::: Entries shown
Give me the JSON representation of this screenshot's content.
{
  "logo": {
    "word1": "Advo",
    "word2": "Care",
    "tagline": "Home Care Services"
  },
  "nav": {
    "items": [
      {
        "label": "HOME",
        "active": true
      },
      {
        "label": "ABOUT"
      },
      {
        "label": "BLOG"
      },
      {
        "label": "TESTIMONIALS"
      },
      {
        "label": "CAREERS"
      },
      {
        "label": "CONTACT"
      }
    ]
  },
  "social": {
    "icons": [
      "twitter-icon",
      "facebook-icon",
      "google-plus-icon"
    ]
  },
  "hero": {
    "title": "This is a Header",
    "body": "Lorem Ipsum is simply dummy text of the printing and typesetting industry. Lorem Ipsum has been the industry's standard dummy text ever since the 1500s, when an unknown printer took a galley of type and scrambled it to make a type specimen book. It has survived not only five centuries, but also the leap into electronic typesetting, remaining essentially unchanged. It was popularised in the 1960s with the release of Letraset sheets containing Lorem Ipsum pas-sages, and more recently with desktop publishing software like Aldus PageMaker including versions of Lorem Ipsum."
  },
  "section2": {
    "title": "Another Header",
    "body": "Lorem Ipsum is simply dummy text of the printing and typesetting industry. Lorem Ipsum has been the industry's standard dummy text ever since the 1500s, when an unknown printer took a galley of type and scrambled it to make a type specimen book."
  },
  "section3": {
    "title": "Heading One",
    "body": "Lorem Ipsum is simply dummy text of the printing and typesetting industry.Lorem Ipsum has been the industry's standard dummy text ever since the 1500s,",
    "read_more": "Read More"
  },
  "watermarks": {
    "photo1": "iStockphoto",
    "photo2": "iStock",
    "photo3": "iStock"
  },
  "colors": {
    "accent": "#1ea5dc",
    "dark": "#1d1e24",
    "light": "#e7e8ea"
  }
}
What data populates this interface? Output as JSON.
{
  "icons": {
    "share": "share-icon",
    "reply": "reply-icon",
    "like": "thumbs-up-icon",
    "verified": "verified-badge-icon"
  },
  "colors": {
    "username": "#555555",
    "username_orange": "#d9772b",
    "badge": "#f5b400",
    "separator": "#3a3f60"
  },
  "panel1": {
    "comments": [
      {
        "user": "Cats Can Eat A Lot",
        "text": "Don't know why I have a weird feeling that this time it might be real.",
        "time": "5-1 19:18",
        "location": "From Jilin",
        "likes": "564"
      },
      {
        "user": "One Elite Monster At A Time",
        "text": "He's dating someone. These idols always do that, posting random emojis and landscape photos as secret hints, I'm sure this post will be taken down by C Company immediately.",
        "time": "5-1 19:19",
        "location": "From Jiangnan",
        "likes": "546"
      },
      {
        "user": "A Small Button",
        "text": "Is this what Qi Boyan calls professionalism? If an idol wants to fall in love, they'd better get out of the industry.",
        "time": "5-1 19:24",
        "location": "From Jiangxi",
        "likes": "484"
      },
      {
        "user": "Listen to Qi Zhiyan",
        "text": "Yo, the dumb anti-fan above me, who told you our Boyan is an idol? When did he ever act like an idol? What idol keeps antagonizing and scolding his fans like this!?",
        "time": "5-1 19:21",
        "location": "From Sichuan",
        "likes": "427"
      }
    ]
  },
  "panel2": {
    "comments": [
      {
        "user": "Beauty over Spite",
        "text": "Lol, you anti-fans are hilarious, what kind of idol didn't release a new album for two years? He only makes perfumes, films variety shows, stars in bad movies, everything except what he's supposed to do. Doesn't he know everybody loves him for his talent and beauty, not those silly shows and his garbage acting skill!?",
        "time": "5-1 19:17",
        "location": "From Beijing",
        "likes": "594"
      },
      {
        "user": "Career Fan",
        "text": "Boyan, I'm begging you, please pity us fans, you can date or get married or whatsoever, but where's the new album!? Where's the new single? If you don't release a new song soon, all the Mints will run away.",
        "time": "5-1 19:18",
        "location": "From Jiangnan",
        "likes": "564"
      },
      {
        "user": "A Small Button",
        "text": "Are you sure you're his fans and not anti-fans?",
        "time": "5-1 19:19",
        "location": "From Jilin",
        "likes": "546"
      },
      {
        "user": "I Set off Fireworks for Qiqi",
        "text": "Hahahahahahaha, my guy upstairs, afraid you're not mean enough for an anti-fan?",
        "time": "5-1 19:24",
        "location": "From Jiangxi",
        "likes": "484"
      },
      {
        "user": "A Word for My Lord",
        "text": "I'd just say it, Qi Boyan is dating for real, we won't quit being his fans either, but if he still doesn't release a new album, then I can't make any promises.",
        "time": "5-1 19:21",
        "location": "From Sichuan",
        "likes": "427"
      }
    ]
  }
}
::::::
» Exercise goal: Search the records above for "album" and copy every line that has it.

» Problem solution:
        "text": "Lol, you anti-fans are hilarious, what kind of idol didn't release a new album for two years? He only makes perfumes, films variety shows, stars in bad movies, everything except what he's supposed to do. Doesn't he know everybody loves him for his talent and beauty, not those silly shows and his garbage acting skill!?",
        "text": "Boyan, I'm begging you, please pity us fans, you can date or get married or whatsoever, but where's the new album!? Where's the new single? If you don't release a new song soon, all the Mints will run away.",
        "text": "I'd just say it, Qi Boyan is dating for real, we won't quit being his fans either, but if he still doesn't release a new album, then I can't make any promises.",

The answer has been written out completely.